Dataset records:
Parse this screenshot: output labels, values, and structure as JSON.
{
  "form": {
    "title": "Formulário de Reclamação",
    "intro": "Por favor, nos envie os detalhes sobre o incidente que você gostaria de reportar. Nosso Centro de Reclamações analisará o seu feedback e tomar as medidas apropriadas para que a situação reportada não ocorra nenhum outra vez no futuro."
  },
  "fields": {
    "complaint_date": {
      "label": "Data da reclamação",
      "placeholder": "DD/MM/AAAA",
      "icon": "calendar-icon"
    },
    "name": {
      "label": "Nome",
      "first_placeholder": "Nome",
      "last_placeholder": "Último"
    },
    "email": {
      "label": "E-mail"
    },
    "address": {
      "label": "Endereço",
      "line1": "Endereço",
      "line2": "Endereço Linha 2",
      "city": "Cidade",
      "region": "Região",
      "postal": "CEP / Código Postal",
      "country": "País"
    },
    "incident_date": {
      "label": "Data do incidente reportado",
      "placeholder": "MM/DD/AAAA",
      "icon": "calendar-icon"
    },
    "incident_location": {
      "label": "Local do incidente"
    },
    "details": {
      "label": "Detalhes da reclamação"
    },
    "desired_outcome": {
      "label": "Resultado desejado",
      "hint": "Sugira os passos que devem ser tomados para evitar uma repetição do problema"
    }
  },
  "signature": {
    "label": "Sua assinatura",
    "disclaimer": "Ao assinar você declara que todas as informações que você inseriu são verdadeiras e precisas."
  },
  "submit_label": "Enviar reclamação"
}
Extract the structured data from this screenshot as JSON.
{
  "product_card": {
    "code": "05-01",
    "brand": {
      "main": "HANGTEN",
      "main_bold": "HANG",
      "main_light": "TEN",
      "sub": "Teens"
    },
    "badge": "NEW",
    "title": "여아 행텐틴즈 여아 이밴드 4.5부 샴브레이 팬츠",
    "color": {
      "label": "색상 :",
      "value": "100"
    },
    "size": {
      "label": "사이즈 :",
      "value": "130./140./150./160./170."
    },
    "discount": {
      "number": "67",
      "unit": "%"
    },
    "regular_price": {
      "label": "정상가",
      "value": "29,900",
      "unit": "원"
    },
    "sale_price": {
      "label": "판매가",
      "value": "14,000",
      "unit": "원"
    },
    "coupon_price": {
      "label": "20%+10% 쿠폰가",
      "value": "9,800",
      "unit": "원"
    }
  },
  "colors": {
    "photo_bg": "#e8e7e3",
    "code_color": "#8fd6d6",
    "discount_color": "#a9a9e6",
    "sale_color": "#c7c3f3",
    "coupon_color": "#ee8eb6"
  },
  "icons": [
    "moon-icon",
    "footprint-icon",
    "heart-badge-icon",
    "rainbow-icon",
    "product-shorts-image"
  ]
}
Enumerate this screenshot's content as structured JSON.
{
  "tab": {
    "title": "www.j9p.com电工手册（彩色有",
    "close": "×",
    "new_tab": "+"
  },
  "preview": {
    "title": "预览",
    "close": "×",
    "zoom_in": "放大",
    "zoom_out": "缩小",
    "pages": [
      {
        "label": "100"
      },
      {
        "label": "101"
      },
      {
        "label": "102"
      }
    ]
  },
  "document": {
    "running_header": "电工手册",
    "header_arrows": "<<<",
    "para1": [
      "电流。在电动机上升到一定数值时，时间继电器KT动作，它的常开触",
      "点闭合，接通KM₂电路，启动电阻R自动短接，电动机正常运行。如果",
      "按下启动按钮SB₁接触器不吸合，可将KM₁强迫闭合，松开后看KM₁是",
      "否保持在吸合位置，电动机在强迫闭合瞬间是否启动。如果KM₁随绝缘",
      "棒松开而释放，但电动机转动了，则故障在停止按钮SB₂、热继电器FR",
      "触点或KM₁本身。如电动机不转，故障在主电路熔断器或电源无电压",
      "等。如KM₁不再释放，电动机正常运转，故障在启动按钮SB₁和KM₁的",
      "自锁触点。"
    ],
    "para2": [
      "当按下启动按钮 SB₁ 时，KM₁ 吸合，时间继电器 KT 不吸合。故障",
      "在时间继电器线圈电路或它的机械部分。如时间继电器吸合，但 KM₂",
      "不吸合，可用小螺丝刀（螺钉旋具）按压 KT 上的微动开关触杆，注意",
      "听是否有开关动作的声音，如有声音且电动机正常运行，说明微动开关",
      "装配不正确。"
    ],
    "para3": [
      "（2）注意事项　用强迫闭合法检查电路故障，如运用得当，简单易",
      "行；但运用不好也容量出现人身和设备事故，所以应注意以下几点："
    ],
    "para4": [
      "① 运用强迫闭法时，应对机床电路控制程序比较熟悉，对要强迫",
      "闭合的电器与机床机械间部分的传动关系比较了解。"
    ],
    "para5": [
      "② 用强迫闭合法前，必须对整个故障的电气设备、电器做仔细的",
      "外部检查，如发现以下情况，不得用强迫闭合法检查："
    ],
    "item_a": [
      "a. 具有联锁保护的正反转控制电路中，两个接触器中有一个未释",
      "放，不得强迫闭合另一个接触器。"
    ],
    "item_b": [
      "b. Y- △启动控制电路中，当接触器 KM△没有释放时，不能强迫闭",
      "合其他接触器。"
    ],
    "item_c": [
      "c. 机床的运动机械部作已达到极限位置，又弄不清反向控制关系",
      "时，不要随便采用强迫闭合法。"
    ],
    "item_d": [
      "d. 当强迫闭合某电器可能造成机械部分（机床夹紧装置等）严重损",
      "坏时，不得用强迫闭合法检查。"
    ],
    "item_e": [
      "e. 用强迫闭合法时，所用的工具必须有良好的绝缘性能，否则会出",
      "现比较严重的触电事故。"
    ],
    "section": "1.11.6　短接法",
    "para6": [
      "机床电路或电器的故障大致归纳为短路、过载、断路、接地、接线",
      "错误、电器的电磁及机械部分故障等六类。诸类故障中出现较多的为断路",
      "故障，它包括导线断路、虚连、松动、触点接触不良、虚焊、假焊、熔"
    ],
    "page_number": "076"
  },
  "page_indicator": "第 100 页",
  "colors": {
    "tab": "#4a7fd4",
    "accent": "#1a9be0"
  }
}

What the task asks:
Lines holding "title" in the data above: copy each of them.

Result for this exercise:
    "title": "Formulário de Reclamação",
    "title": "여아 행텐틴즈 여아 이밴드 4.5부 샴브레이 팬츠",
    "title": "www.j9p.com电工手册（彩色有",
    "title": "预览",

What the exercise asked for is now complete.